The good life of Kliff Kingsbury

BRISTOL, Conn. -- In the world as Texas Tech coach Kliff Kingsbury knows it, the sun is always shining, every drive lands in the fairway and every lottery ticket is a winner.

That's not because Kingsbury looks and dresses as if he stepped off a GQ photo shoot. It's just the way his life has gone. Think about it: Kingsbury began coaching five years ago, and at age 33, he is the head coach of his alma mater.

"I thought I would still be playing right now, to be honest," Kingsbury said. "I couldn't have dreamt of it."

Who else does this happen to?

Kingsbury got his first job at Houston, where he found Case Keenum, who went on to set the NCAA career passing yardage record. Kingsbury went to Texas A&M last season and found redshirt freshman Johnny Manziel. Kingsbury taught Manziel so well that he won the Heisman Trophy.

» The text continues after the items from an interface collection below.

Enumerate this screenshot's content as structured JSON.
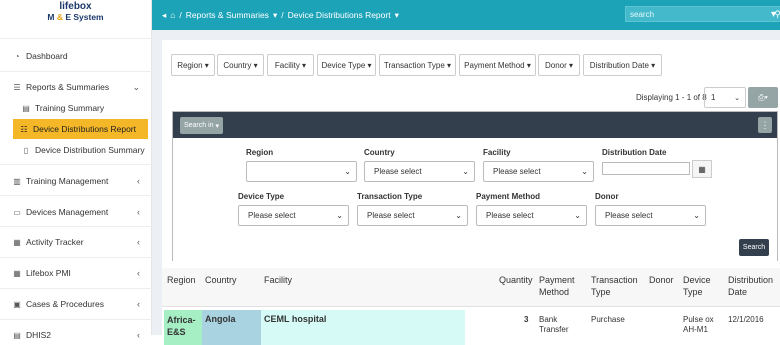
{
  "app": {
    "logo_top": "lifebox",
    "logo_m": "M",
    "logo_amp": "&",
    "logo_e": "E System"
  },
  "sidebar": {
    "items": [
      {
        "label": "Dashboard",
        "icon": "dashboard-icon"
      },
      {
        "label": "Reports & Summaries",
        "icon": "list-icon"
      },
      {
        "label": "Training Summary",
        "icon": "book-icon"
      },
      {
        "label": "Device Distributions Report",
        "icon": "table-icon"
      },
      {
        "label": "Device Distribution Summary",
        "icon": "mobile-icon"
      },
      {
        "label": "Training Management",
        "icon": "training-icon"
      },
      {
        "label": "Devices Management",
        "icon": "monitor-icon"
      },
      {
        "label": "Activity Tracker",
        "icon": "activity-icon"
      },
      {
        "label": "Lifebox PMI",
        "icon": "grid-icon"
      },
      {
        "label": "Cases & Procedures",
        "icon": "briefcase-icon"
      },
      {
        "label": "DHIS2",
        "icon": "database-icon"
      }
    ],
    "active_color": "#f4b728"
  },
  "topbar": {
    "home_icon": "home-icon",
    "breadcrumb_sep": "/",
    "crumb1": "Reports & Summaries",
    "crumb2": "Device Distributions Report",
    "search_placeholder": "search",
    "bg_color": "#1ca3b8"
  },
  "filters": {
    "buttons": [
      "Region",
      "Country",
      "Facility",
      "Device Type",
      "Transaction Type",
      "Payment Method",
      "Donor",
      "Distribution Date"
    ]
  },
  "pagination": {
    "displaying": "Displaying 1 - 1 of 8",
    "page_value": "1"
  },
  "search_panel": {
    "search_in_label": "Search in",
    "region_label": "Region",
    "region_value": "",
    "country_label": "Country",
    "country_value": "Please select",
    "facility_label": "Facility",
    "facility_value": "Please select",
    "date_label": "Distribution Date",
    "device_label": "Device Type",
    "device_value": "Please select",
    "transaction_label": "Transaction Type",
    "transaction_value": "Please select",
    "payment_label": "Payment Method",
    "payment_value": "Please select",
    "donor_label": "Donor",
    "donor_value": "Please select",
    "search_button": "Search"
  },
  "table": {
    "headers": {
      "region": "Region",
      "country": "Country",
      "facility": "Facility",
      "quantity": "Quantity",
      "payment_1": "Payment",
      "payment_2": "Method",
      "transaction_1": "Transaction",
      "transaction_2": "Type",
      "donor": "Donor",
      "device_1": "Device",
      "device_2": "Type",
      "date_1": "Distribution",
      "date_2": "Date"
    },
    "row": {
      "region_1": "Africa-",
      "region_2": "E&S",
      "country": "Angola",
      "facility": "CEML hospital",
      "quantity": "3",
      "payment_1": "Bank",
      "payment_2": "Transfer",
      "transaction": "Purchase",
      "donor": "",
      "device_1": "Pulse ox",
      "device_2": "AH-M1",
      "date": "12/1/2016"
    },
    "colors": {
      "region_bg": "#a6eec4",
      "country_bg": "#a9d3e0",
      "facility_bg": "#d6fbf6"
    }
  }
}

Days later, Kingsbury left College Station for Lubbock. Most first-time head coaches take over programs that are renovation projects. The first thing they do is wipe every memory clean and install their own software. Kingsbury takes over a team that went 8-5 last season. Most coaches install an offense in which they must fit square pegs into their round holes. That's not the case for Kingsbury, either.

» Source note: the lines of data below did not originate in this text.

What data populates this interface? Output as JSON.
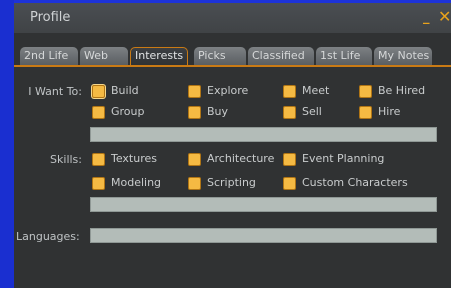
{
  "window": {
    "title": "Profile",
    "minimize_glyph": "_",
    "close_glyph": "✕"
  },
  "tabs": [
    {
      "label": "2nd Life",
      "active": false
    },
    {
      "label": "Web",
      "active": false
    },
    {
      "label": "Interests",
      "active": true
    },
    {
      "label": "Picks",
      "active": false
    },
    {
      "label": "Classified",
      "active": false
    },
    {
      "label": "1st Life",
      "active": false
    },
    {
      "label": "My Notes",
      "active": false
    }
  ],
  "want_to": {
    "label": "I Want To:",
    "options": [
      "Build",
      "Explore",
      "Meet",
      "Be Hired",
      "Group",
      "Buy",
      "Sell",
      "Hire"
    ],
    "other_value": ""
  },
  "skills": {
    "label": "Skills:",
    "options": [
      "Textures",
      "Architecture",
      "Event Planning",
      "Modeling",
      "Scripting",
      "Custom Characters"
    ],
    "other_value": ""
  },
  "languages": {
    "label": "Languages:",
    "value": ""
  },
  "colors": {
    "accent": "#c97a14",
    "checkbox": "#f5ba43",
    "field": "#b3bcb8",
    "border_blue": "#1a2fd0"
  }
}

Not only did the Red Raiders run an offense similar to his uptempo spread, but Kingsbury has two quarterback candidates who have been immersed in spread offenses since before they started shaving.

Redshirt sophomore Michael Brewer played high school football at Austin Lake Travis for Chad Morris, who has since become the highest-paid offensive coordinator in the nation by turning Clemson into Oregon East. January enrollee Davis Webb not only has the body (6-foot-4, 210 pounds) of an upperclassman, he is a coach's son with a quarterbacking mind beyond his years, too.

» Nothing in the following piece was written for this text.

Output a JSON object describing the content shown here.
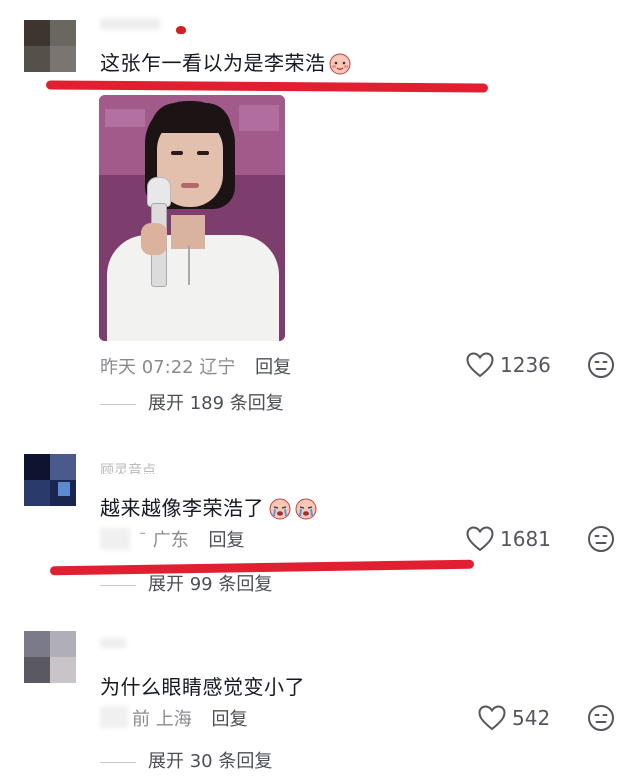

"As far as the true freshmen I've been around," Kingsbury said of Webb, "I've never seen one just hop in and be that type of a leader and understand what we're trying to get at and just attack. There was a fearlessness about him from day one in spring ball, when he should have been going to prom. So that was impressive."

Brewer has two years of experience on Webb and, because of that, must be considered the favorite. As a backup last season, he completed 34 of 48 passes for 375 yards, four touchdowns and no interceptions. That's a quarterback rating of 164.0, which is very good in any conference. Kingsbury plans to name a starter in the middle of the second week of August workouts.

"We have two guys that we think we can win with and move the ball with, which is better than zero," he said.

Kingsbury wants to see how the quarterbacks mature through summer workouts, which coaches aren't allowed to evaluate. After a spotty spring at Texas A&M a year ago, Manziel blew the doors off of his competition in the first 10 days of practice and made the coaches give him the Aggies' offense.

Kingsbury wants his quarterbacks to pull the trigger. His philosophy is not exactly ready-fire-aim, but there's a dollop of that in his quarterback recipe.

"You make a decision and you live with it," Kingsbury said. "That's what we talk about. You're not always going to be right when you're playing at that speed. Things change, and the picture changes quickly. Just make a decision, believe what you see and attack. We harp on that a ton. There is gray area. In most football, it's black and white. When you're playing that fast and maybe the defense isn't aligned properly, or where they are going to end up, there is gray area. You just have to see what you see, and attack it.

"Sometimes you'll throw the screen out there, and they'll fly down and blow it up for minus-2," Kingsbury said. "But hey, at the time, you saw that, and you ripped it and you weren't hesitant, and you made an accurate throw. Hey, that's all we can do. Result-oriented isn't all there is to it, especially when you're playing at that tempo. It's a blurry picture a lot of the time."

With an inexperienced offensive line, Brewer or Webb will be well-advised to make quick decisions. Whoever plays is going to have a blurry picture or two.

But if Kingsbury's track record is any indication, the Red Raiders will succeed in a hurry. That's what their coach has been doing in five very short years.